It’s a few weeks into school, and you’ve got your groove back. Carpool is humming, schedules have been ironed out, and after school activities are well under way. You cruise down the boulevard with your Starbucks latte (non-fat, natch!), Sexy Back by Justin Timberlake blaring out the windows (no more Kidsrock 20!), and your ear buds in so that you can touch base with your BFF. Let’s face it….life is good!
Well, that is until reality hits at 3:00pm and you have to pick up your little cuties, pop in the age appropriate music, cart everyone to activities A-Z, get a somewhat healthy dinner on the table AND, conquer homework for one or more little monsters….I mean, cuties. Honey- this requires an entirely new plan!
Let’s face it, homework and studying for tests can be difficult, especially in the younger grades where they have yet to develop independence, study/time management skills and parents are expected to walk children through directions, guided reading and the dreaded spelling list!
So, here are a few tips to make that spelling list a bit more manageable!
- Tape the list to the back of the seat. This way your child can quiz himself on the way to school. It also begins to teach independence and works for other activities that require memorization (phone numbers, the spelling of one’s name, etc.).
- Utilize bath time. Buy some of those funky bath markers and have your child spell out the words on the wall while she’s in the tub.
- Get jiggy with it. Most spelling words in grades 1-3 are context or phonics based. This means they either go along with a topic the child is studying in class (i.e. jobs- police, fire fighter, paramedic, etc.) or how words are linked by their sound/symbol relationship (i.e. c-v-c words (consonant-vowel-consonant): hat, cat, mat, etc.). Make up a rhyme or a rap that includes the words, their meanings and their spellings.

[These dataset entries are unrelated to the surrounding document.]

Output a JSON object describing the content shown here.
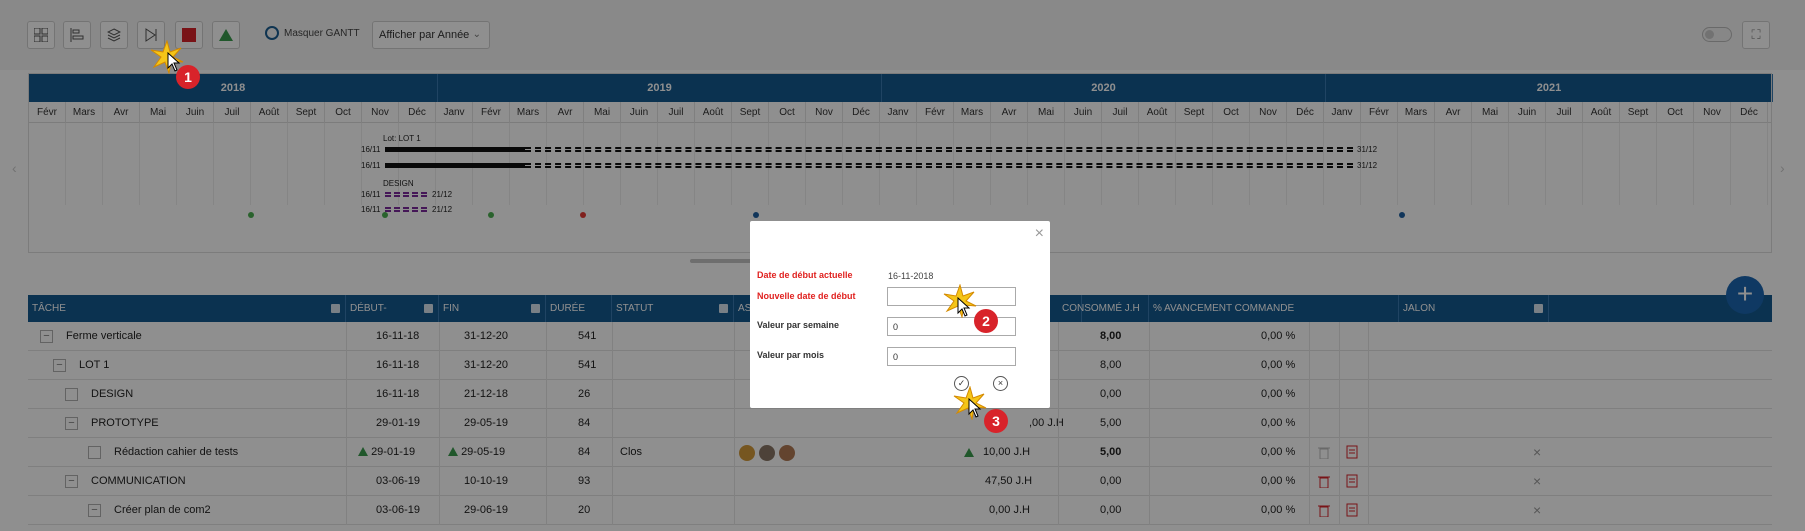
{
  "toolbar": {
    "masquer_label": "Masquer GANTT",
    "view_select": "Afficher par Année"
  },
  "gantt": {
    "years": [
      "2018",
      "2019",
      "2020",
      "2021"
    ],
    "months": [
      "Févr",
      "Mars",
      "Avr",
      "Mai",
      "Juin",
      "Juil",
      "Août",
      "Sept",
      "Oct",
      "Nov",
      "Déc",
      "Janv",
      "Févr",
      "Mars",
      "Avr",
      "Mai",
      "Juin",
      "Juil",
      "Août",
      "Sept",
      "Oct",
      "Nov",
      "Déc",
      "Janv",
      "Févr",
      "Mars",
      "Avr",
      "Mai",
      "Juin",
      "Juil",
      "Août",
      "Sept",
      "Oct",
      "Nov",
      "Déc",
      "Janv",
      "Févr",
      "Mars",
      "Avr",
      "Mai",
      "Juin",
      "Juil",
      "Août",
      "Sept",
      "Oct",
      "Nov",
      "Déc"
    ],
    "group_lot": "Lot: LOT 1",
    "group_design": "DESIGN",
    "bar1_start": "16/11",
    "bar1_end": "31/12",
    "bar2_start": "16/11",
    "bar2_end": "31/12",
    "bar3_start": "16/11",
    "bar3_end": "21/12",
    "bar4_start": "16/11",
    "bar4_end": "21/12"
  },
  "table": {
    "headers": {
      "tache": "TÂCHE",
      "debut": "DÉBUT-",
      "fin": "FIN",
      "duree": "DURÉE",
      "statut": "STATUT",
      "assign": "ASS",
      "consomme": "CONSOMMÉ J.H",
      "avancement": "% AVANCEMENT COMMANDE",
      "jalon": "JALON"
    },
    "rows": [
      {
        "name": "Ferme verticale",
        "debut": "16-11-18",
        "fin": "31-12-20",
        "duree": "541",
        "statut": "",
        "charge": "",
        "consomme": "8,00",
        "pct": "0,00 %"
      },
      {
        "name": "LOT 1",
        "debut": "16-11-18",
        "fin": "31-12-20",
        "duree": "541",
        "statut": "",
        "charge": "",
        "consomme": "8,00",
        "pct": "0,00 %"
      },
      {
        "name": "DESIGN",
        "debut": "16-11-18",
        "fin": "21-12-18",
        "duree": "26",
        "statut": "",
        "charge": "",
        "consomme": "0,00",
        "pct": "0,00 %"
      },
      {
        "name": "PROTOTYPE",
        "debut": "29-01-19",
        "fin": "29-05-19",
        "duree": "84",
        "statut": "",
        "charge": ",00 J.H",
        "consomme": "5,00",
        "pct": "0,00 %"
      },
      {
        "name": "Rédaction cahier de tests",
        "debut": "29-01-19",
        "fin": "29-05-19",
        "duree": "84",
        "statut": "Clos",
        "charge": "10,00 J.H",
        "consomme": "5,00",
        "pct": "0,00 %"
      },
      {
        "name": "COMMUNICATION",
        "debut": "03-06-19",
        "fin": "10-10-19",
        "duree": "93",
        "statut": "",
        "charge": "47,50 J.H",
        "consomme": "0,00",
        "pct": "0,00 %"
      },
      {
        "name": "Créer plan de com2",
        "debut": "03-06-19",
        "fin": "29-06-19",
        "duree": "20",
        "statut": "",
        "charge": "0,00 J.H",
        "consomme": "0,00",
        "pct": "0,00 %"
      }
    ]
  },
  "modal": {
    "label_current": "Date de début actuelle",
    "value_current": "16-11-2018",
    "label_new": "Nouvelle date de début",
    "value_new": "",
    "label_week": "Valeur par semaine",
    "value_week": "0",
    "label_month": "Valeur par mois",
    "value_month": "0"
  },
  "callouts": [
    "1",
    "2",
    "3"
  ],
  "colors": {
    "header_blue": "#155a8f",
    "modal_label_red": "#e0211f",
    "badge_red": "#d8232a",
    "triangle_green": "#3a9b4e",
    "bar_purple": "#7b2a9c",
    "fab_blue": "#1b66b0"
  },
  "icons": [
    "grid-icon",
    "align-left-icon",
    "layers-icon",
    "play-next-icon",
    "stop-icon",
    "triangle-icon",
    "expand-icon",
    "close-icon",
    "check-icon",
    "cancel-icon",
    "plus-icon",
    "trash-icon",
    "document-icon",
    "x-icon"
  ]
}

This allows the child to learn the words in context and commit them to memory in a fun and creative way.
- Keep it on context. Take index cards and have your child write out each spelling word. Attach the index card to the object (i.e. mat – put it on the doormat). This will give your child a chance to learn the word within the context it’s being used. This helps with retention and with comprehension of more difficult words (i.e. drawer, fireplace, etc.).
- Break things up. Although 10-15 “easy” words may not seem like a big deal to us, the task of learning all of them within a week may seem daunting to your child. Break up the list so that you cover a few words M-W and then use TH to review all of the words together. Although it may seem boring, having your child write out the words by memory (even just one time) can her identify problem words and commit them to memory. Additionally, let your child fix her own mistakes. If she spells a word incorrectly, indicate that one or more of the words are spelled incorrectly, but don’t say which one(s). If she cannot find the mistake, circle it. However, do not correct the spelling. Allow her to develop an ability to catch and correct her own mistakes.
- Bring it home. As your child’s primary educator, look for ways you can incorporate the spelling words into your everyday vocabulary. Have your child listen for when you use the word, and when you do, have them shout out how to spell it and its meaning. Using larger, more complex words in the correct context will better help your child commit their spelling to memory.
None of this is jaw dropping, nor is it rocket science. However, I’m a parent too, and I know how overwhelming it can all be. Sometimes, it’s nice to have a little extra somethin’, somethin’ in your arsenal of parenting tools. I hope these help and would love to hear your comments or what else you do to prepare for those elementary grade spelling tests. Happy studying!